**Problem description**
In the records below, which lines include "ratio"? Copy them.

··· Data records

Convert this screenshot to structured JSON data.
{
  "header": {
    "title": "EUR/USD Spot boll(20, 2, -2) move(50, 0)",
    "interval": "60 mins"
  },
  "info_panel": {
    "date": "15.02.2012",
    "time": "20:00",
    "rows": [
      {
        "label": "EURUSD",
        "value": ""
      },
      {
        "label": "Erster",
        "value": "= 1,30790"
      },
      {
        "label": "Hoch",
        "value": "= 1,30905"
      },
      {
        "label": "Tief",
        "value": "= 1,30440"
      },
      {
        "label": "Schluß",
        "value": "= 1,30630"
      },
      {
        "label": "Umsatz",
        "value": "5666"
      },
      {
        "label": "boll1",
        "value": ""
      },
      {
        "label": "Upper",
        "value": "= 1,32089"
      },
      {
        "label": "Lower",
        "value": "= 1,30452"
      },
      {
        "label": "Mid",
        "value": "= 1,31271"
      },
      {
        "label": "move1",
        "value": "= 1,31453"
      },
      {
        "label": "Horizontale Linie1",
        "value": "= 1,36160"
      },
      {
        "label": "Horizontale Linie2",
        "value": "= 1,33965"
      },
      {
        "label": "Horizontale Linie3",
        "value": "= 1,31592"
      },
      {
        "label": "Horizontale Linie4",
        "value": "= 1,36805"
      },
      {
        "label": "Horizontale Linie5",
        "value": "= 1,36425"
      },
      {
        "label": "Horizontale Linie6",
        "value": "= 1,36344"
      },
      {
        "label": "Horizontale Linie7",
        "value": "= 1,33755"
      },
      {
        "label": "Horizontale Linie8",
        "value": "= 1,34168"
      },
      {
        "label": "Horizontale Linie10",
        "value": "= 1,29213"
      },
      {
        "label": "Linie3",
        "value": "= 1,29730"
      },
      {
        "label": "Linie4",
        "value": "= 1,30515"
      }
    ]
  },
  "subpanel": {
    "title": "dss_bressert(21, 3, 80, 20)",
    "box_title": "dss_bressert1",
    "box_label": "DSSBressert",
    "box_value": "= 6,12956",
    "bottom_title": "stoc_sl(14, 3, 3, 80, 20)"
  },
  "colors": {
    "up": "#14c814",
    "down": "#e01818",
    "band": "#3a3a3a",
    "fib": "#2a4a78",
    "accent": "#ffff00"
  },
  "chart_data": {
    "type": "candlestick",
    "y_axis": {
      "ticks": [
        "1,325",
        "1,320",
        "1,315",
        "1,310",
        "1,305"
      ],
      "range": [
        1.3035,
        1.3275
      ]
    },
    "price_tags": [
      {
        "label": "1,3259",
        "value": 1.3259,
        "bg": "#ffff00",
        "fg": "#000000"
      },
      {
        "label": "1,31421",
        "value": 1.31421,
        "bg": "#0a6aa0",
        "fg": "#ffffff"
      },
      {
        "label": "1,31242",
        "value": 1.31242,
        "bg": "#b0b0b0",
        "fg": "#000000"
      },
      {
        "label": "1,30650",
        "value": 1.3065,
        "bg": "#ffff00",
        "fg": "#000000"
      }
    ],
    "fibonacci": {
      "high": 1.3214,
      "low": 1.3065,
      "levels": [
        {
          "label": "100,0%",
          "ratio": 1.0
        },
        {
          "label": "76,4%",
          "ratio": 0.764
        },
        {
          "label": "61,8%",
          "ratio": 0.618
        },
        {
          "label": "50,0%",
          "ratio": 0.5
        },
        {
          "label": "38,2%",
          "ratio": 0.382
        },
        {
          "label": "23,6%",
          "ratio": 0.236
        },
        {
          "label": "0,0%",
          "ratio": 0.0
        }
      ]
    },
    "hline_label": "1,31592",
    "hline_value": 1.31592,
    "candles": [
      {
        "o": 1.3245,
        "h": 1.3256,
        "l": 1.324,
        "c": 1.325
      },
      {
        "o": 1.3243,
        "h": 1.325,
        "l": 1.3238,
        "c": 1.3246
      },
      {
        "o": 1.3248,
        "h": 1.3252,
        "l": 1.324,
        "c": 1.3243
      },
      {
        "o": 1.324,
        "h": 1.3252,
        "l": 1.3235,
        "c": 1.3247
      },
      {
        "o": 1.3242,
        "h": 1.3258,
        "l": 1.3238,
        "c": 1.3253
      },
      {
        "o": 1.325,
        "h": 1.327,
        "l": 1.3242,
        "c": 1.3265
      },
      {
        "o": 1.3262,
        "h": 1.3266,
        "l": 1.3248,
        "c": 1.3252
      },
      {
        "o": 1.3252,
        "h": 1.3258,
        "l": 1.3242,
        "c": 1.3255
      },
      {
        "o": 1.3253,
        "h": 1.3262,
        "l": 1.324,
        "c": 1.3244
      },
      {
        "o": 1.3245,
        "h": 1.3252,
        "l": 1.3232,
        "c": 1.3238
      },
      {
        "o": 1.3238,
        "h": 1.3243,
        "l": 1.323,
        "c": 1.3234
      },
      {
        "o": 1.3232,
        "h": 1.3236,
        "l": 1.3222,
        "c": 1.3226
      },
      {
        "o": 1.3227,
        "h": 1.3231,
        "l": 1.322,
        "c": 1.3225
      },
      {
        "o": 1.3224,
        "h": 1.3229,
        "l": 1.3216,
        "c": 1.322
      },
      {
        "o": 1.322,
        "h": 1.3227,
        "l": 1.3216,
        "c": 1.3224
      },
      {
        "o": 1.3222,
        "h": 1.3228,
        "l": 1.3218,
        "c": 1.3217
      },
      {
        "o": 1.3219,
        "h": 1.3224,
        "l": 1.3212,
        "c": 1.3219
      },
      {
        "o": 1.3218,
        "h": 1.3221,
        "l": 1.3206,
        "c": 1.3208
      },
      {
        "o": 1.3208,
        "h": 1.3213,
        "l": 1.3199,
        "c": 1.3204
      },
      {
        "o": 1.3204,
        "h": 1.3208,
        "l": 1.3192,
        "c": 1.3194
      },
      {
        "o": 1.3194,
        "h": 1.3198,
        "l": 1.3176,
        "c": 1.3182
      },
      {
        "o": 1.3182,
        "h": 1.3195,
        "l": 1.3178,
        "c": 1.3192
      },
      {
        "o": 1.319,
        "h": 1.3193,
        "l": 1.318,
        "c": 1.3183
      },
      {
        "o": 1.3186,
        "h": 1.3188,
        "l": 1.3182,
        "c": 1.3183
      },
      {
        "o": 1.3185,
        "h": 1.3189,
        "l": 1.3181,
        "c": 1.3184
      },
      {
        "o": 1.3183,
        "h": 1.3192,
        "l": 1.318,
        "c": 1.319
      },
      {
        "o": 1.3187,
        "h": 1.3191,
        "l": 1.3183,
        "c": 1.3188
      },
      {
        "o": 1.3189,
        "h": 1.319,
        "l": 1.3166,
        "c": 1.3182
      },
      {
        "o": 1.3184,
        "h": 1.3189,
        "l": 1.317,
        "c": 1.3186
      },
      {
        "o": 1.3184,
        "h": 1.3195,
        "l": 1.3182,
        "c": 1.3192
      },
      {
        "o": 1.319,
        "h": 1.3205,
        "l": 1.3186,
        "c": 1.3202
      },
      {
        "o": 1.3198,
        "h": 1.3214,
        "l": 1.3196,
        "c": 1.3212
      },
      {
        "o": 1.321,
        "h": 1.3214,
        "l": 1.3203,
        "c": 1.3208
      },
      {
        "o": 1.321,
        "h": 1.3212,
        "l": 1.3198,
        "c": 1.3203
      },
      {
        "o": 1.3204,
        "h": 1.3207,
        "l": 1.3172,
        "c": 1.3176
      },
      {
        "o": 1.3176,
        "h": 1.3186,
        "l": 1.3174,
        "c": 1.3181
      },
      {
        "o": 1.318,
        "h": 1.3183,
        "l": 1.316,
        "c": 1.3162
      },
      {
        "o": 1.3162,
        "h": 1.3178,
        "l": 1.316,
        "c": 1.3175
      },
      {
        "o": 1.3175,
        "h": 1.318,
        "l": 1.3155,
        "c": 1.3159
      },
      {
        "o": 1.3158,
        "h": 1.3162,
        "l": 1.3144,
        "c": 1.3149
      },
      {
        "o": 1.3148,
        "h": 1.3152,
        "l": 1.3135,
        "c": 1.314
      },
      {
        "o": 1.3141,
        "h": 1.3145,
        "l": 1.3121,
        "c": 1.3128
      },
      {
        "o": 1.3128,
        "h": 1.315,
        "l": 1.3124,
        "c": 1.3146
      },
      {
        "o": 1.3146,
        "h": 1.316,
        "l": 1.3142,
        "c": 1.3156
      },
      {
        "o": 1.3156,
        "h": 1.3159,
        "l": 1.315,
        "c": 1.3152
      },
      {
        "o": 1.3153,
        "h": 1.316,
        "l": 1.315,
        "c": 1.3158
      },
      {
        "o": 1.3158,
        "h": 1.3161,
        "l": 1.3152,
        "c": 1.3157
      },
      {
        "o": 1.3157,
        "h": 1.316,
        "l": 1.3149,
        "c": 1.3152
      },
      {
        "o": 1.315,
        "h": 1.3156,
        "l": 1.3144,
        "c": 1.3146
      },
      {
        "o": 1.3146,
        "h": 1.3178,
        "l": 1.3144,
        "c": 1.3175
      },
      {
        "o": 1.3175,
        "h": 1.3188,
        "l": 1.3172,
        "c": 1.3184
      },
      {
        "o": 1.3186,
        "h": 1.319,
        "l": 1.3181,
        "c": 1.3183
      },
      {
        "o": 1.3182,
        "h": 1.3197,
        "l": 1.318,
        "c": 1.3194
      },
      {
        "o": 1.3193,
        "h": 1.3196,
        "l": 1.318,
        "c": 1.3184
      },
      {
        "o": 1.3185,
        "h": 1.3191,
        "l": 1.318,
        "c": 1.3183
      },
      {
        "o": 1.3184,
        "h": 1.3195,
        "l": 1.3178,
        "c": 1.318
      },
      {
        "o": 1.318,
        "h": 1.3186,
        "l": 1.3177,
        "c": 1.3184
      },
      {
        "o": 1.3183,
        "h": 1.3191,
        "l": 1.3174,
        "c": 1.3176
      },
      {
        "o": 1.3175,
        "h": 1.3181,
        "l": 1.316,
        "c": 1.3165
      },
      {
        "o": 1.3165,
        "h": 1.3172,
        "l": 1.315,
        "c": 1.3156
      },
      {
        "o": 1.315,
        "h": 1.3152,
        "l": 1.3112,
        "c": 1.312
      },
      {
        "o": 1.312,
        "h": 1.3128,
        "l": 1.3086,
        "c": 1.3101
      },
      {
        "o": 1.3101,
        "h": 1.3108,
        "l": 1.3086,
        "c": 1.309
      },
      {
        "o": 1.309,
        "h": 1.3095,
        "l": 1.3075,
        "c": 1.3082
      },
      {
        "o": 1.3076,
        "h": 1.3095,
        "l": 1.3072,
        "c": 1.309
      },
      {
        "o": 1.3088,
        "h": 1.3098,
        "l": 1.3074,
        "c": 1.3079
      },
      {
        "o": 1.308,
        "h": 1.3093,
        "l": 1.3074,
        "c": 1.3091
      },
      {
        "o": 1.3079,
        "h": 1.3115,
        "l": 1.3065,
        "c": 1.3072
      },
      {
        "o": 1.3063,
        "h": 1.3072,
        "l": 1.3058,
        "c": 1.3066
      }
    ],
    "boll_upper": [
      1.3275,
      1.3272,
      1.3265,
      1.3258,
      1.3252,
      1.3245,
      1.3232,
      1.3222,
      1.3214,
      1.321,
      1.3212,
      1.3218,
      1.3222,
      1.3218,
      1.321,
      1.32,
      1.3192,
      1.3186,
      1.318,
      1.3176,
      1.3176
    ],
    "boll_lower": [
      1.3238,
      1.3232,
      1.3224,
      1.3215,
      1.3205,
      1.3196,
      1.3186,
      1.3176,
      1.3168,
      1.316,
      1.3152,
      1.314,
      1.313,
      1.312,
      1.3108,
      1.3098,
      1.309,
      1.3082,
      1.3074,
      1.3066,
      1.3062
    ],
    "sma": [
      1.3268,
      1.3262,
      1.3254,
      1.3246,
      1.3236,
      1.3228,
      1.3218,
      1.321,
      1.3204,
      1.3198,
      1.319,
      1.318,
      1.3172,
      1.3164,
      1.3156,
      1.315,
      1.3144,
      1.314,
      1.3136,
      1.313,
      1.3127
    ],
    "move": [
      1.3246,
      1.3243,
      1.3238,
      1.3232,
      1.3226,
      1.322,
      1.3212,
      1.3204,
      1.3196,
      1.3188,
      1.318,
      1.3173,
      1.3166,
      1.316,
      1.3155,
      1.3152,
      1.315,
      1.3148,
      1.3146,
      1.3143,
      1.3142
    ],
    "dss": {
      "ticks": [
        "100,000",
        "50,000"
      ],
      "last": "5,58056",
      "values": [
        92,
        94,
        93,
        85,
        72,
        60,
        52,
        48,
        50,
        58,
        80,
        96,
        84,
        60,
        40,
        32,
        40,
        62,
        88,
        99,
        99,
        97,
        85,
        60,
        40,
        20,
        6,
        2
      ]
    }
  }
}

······

**Written response**
          "ratio": 1.0
          "ratio": 0.764
          "ratio": 0.618
          "ratio": 0.5
          "ratio": 0.382
          "ratio": 0.236
          "ratio": 0.0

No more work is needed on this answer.